‘For those artists who are locally based, the opportunities to travel are far fewer – the country is so big – and we know that people who come and look out for that local connection in the Festival program are often excited by the high quality and interesting character of those artists,’ he said.

While the dominant cultural narratives around the Northern Territory are often focused on Darwin’s frontier status, the rugged beauty of Kakadu, and – thanks to the irreverent tone of the NT News – crocodiles, Mann is keen to emphasise that there’s so much more to experience.

‘Darwin is a surprisingly sophisticated, creative and extremely multicultural place. It is small and it is remote, but it is beautiful – and it is gifted with a diverse population drawn from all over the world. We have strong Greek, Filipino, Chinese, Timorese, Indian, African and Indonesian communities,’ she said.

‘There’s a wealth of culture, a wealth of food and experiences.
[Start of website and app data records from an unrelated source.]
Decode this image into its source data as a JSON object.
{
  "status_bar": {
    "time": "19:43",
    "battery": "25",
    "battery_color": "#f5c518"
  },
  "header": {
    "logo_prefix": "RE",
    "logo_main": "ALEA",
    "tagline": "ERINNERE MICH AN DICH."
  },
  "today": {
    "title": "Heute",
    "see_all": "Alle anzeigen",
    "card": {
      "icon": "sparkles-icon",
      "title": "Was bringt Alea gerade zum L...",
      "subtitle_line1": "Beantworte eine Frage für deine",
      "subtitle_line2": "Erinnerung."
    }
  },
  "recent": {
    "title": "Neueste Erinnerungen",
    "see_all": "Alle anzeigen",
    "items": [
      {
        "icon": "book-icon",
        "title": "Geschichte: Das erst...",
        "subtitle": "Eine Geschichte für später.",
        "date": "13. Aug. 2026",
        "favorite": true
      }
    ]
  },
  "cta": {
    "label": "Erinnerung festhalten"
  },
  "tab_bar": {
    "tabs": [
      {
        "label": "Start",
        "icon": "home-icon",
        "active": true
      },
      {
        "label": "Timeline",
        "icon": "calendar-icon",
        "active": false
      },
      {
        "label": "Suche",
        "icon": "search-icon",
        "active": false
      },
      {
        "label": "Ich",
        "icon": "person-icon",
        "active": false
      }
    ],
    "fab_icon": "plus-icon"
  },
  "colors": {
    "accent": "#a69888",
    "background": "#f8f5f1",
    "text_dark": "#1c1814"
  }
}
We’re definitely placing an emphasis on opening up the doors to the Northern Territory to the rest of the country and saying “Look what amazing cultural riches we have here. Come and visit us. Come for a weekend. It’s not that far away.”’

Darwin Festival runs from 9-26 August 2018. For the full program and ticketing details visit darwinfestival.org.au.

About the author

Richard Watts is ArtsHub's Performing Arts Editor and Team Leader, Editorial; he also presents the weekly program SmartArts on community radio station Three Triple R.

The founder of the Emerging Writers' Festival, Richard currently serves on the Committee of Management for La Mama Theatre, on the board of literary journal Going Down Swinging, and on the Green Room Awards Independent Theatre panel. He is a life member of the Melbourne Queer Film Festival, and in 2017 was awarded the status of Melbourne Fringe Festival Living Legend.

Follow Richard on Twitter: @richardthewatts